Antiplatelet therapy before saphenous vein graft surgery produces better outcomes

January 29, 2013 – Ralf Harskamp, MD, was first author of a new study that analyzed how patients responded to different therapies before undergoing a coronary artery bypass graft.

Antiplatelet therapy before saphenous vein graft (SVG) surgery is associated with a lower risk of adverse cardiac events, according to a new study by the DCRI’s Ralf Harskamp, MD, and Renato Lopes, MD, PhD, and colleagues from the University of Amsterdam.

The study appears in the January 15 issue of The American Journal of Cardiology.

SVG surgery is a procedure in which surgeons remove part of the saphenous vein (which runs through the lower leg and thigh) to repair damaged blood vessels, as in a coronary artery bypass graft (CABG). Current guidelines for SVG and CABG recommend the use of antiplatelet therapy after the procedure to improve the odds of success. Nonetheless, SVG failure occurs in half of all CABG patients.
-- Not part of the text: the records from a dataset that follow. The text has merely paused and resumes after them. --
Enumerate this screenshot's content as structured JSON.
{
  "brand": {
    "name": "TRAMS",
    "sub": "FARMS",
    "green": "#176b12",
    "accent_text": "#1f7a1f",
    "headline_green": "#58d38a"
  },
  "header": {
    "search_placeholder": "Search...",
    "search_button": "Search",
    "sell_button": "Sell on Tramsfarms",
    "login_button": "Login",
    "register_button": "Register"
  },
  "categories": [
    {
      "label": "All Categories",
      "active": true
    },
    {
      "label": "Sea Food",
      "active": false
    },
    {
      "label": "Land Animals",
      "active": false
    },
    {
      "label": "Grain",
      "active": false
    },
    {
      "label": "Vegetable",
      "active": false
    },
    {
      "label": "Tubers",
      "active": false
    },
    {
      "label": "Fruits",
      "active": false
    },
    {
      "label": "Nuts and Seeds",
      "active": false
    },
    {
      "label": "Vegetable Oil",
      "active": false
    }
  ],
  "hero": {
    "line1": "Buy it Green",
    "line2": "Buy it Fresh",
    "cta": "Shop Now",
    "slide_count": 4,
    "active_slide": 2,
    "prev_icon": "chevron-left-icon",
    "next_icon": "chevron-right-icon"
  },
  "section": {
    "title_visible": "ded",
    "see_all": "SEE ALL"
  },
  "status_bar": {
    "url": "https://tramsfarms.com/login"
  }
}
SVG procedures are also associated with worse outcomes than native-vessel percutaneous coronary intervention (PCI). Recent efforts to improve outcomes have met with mixed results. Harskamp, Lopes, and their colleagues attempted to determine whether the use of antiplatelet therapy before SVG could produce better outcomes.
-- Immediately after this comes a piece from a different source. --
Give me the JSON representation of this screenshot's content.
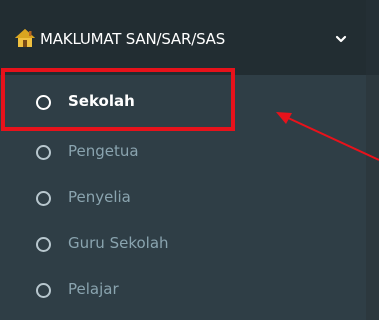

To do so, the researchers obtained data on patients who underwent SVG intervention at the University of Amsterdam between 2003 and 2008. Patients were divided into three groups: those who received no antiplatelet therapy prior to hospital admission, those who received aspirin or clopidogrel before admission, and those who received dual antiplatelet therapy (aspirin and another antiplatelet drug) before admission. Clinical follow-up examinations were performed at 30 days and 1 year.

Of the 225 patients who underwent SVG intervention, 87 percent were men, and the mean age was 70 years. Twenty-one patients (9.4 percent) were not receiving antiplatelet therapy, 102 (45.3 percent) were receiving aspirin or clopidogrel, and 102 (45.3 percent) were receiving dual antiplatelet therapy. Incidence of death, heart attack, revascularization, and stroke was greater at 30 days in patients without preadmission antiplatelet use (38.1 percent) than in patients who received aspirin or clopidogrel (14.9 percent) or those who received dual antiplatelet therapy (13.9 percent). Similar findings were found at 1 year (52.4 percent, 29.5 percent, and 28.3 percent, respectively). Dual antiplatelet therapy, the researchers concluded, was not superior to single antiplatelet therapy in producing better patient outcomes.

Although the study’s findings suggest that antiplatelet therapy prior to hospitalization can produce better outcomes for SVG patients, the researchers cautioned that this strategy has limitations. Many CABG patients are resistant to aspirin, for example. Further research into the efficacy and safety of antiplatelet agents is needed, the authors said.